First, though a little Ferndale Rep timeline for the past three executive directors:
As the result of a national search, Ginger Gene became the exec in 2008. Coincidentally she was, like McCormick, originally from western Pennsylvania. She had worked in various capacities mostly in the southern states, and came directly from Washington, D.C. where she completed her Master of Arts in Arts Management degree at
|FRT's production of Cabaret--Ginger Gene's last as director|
In an interview with Beti Trauth, he said that he found that FRT "had separated itself from the community" and many former supporters had turned away. He felt that FRT should be "a reflection of this community." To that end, he said he was instituting thematic seasons, and the first theme was to be "Family, Friends, Ferndale!" This was to be the 2013-14 season, beginning with Our Town, The Music Man and The Man Who Came to Dinner--a drama, a musical and a comedy all dealing in some way with small towns.
|Victor/Victoria was Brad Hills' directorial debut at FRT--|
and his swan song.
Beti Trauth again had the story, in the Tri-City Weekly. Again, the board would not comment on the reasons for this even more abrupt end. It's usually implied that legal entanglements are why personnel decisions aren't discussed in public.
Hills however wasn't so reticent. In a post on the Humboldt Theater Community Facebook page he touted accomplishments that included improving season ticket and sponsorship revenues, beginning new programs,creating a fundraising campaign and that he had "uncovered vast bookkeeping errors and restored credibility to our financial systems."
In a recent email interview, board member Dianne Zuleger repeated that they could not comment on either the board's reasons or Hills' assertions. "I CAN say that we have several board members with advanced degrees, executive management experience and/or experience running a business, so the decision was not made without some intelligent consideration..."
Matching up those two statements, and without suggesting wrongdoing, I don't know that I need to meet a shadowy figure in a parking lot to suggest that "follow the money" in some form or another might be a fruitful approach in ascertaining what happened and why.
However, changes to the Hills-designed season suggest that play selection was also involved. As noted in the previous post, The Man Who Came To Dinner was the first casualty, though the exact relationship of that cancellation to the Hills' firing is uncertain. But the rest of the season seems currently in flux. Hills had originally scheduled Spamalot to open March 7 and run through March 30. Now directed by Carol Escobar (with Dianne Zuleger remaining as music director) it is slated to open March 14 and run through April 6.
Hills had added two plays under his "Stage Two" programming--same stage actually, but shorter runs and cheaper prices. They were Backwards in High Heels opening April 17 and Spitfire Grill opening July 17. The last "mainstage" show was to be Dixie Swim opening June 5. All three of these plays are likely gone. Spitfire Grill has already been replaced by a musical version of The Wedding Singer.

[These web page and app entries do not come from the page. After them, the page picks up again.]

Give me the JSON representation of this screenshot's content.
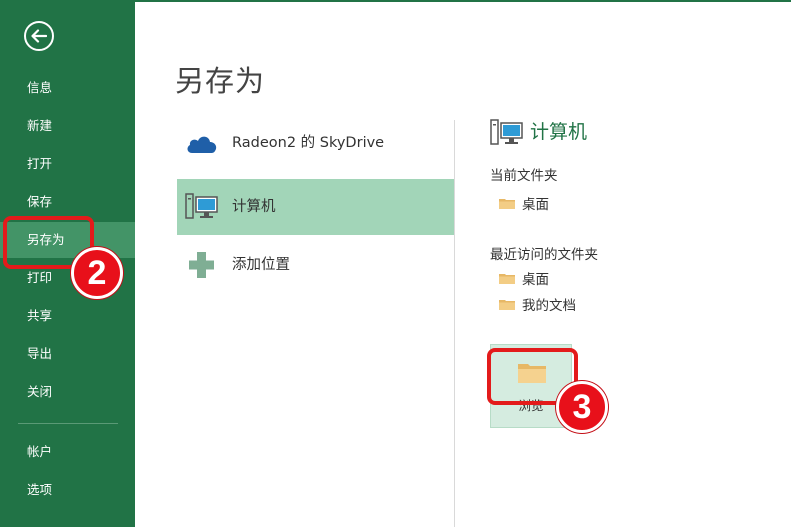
{
  "sidebar": {
    "items": [
      {
        "label": "信息"
      },
      {
        "label": "新建"
      },
      {
        "label": "打开"
      },
      {
        "label": "保存"
      },
      {
        "label": "另存为",
        "active": true
      },
      {
        "label": "打印"
      },
      {
        "label": "共享"
      },
      {
        "label": "导出"
      },
      {
        "label": "关闭"
      },
      {
        "label": "帐户"
      },
      {
        "label": "选项"
      }
    ]
  },
  "main": {
    "title": "另存为",
    "places": [
      {
        "label": "Radeon2 的 SkyDrive",
        "icon": "cloud-icon"
      },
      {
        "label": "计算机",
        "icon": "computer-icon",
        "selected": true
      },
      {
        "label": "添加位置",
        "icon": "plus-icon"
      }
    ]
  },
  "right_panel": {
    "header": "计算机",
    "current_folder_label": "当前文件夹",
    "current_folders": [
      "桌面"
    ],
    "recent_label": "最近访问的文件夹",
    "recent_folders": [
      "桌面",
      "我的文档"
    ],
    "browse_label": "浏览"
  },
  "annotations": {
    "step2": "2",
    "step3": "3"
  },
  "colors": {
    "brand_green": "#217346",
    "selected_green": "#a2d5b8",
    "annotation_red": "#e31b1b"
  }
}
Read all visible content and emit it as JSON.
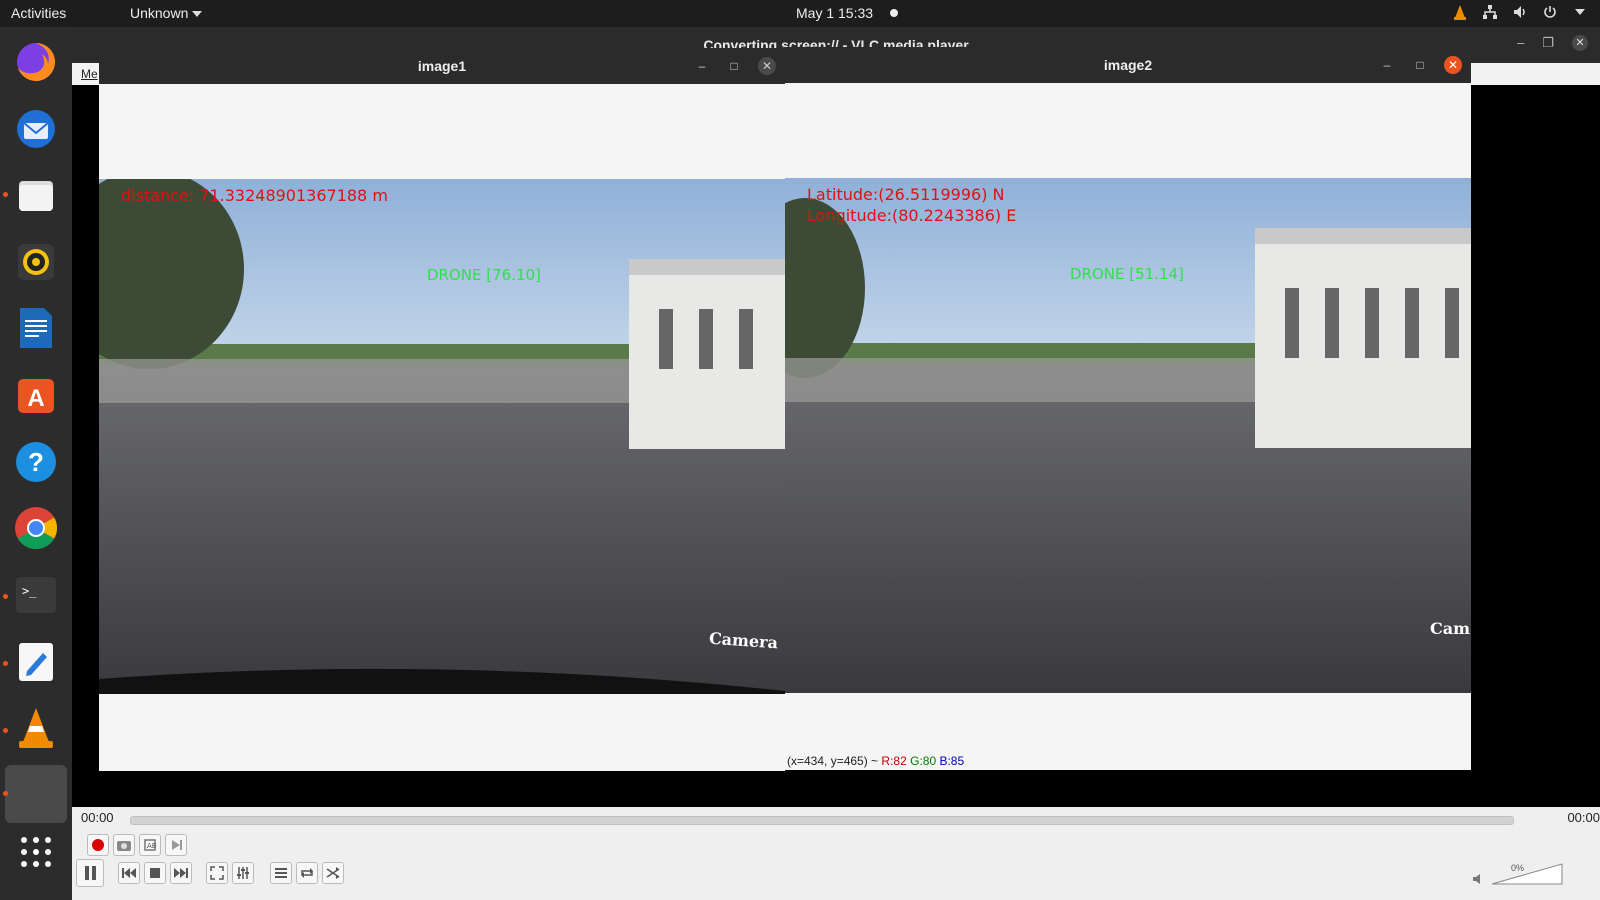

According to Zuleger: “The board is in the process of mapping out a sustainable business plan to ensure that FRT continues to produce quality, worthwhile live entertainment that appeals to older and younger generations alike.” Technical repairs to the theatre are underway, and the duties of executive director are being divided among board members and volunteers for now, and maybe for longer. (For example, Greta Stockwell is acting as Producer for Spamalot, doing what the exec director normally would do.)
"Once we determine the best option that allows the theater to remain financially viable, we'll be recruiting locally for at least one position," Zuleger said. No new national search of the kind that brought Gene from Washington, D.C. and Hills from Oregon is contemplated. Given what happened to the last two people who pulled up stakes and moved to Ferndale, the attraction to applicants might be questionable anyway.
Some folks who have been around here longer than I have allude to FRT's historic habit of chewing through executive directors and unceremoniously throwing them away. I happened to hit a period of stability, during Marilyn McCormick's 11 year run. That she'd already been involved at FRT for more than a decade when she was hired as exec is something that has probably occurred to the current board. But will staying local be the answer? Stay tuned. Once again, the real drama in North Coast theatre is offstage.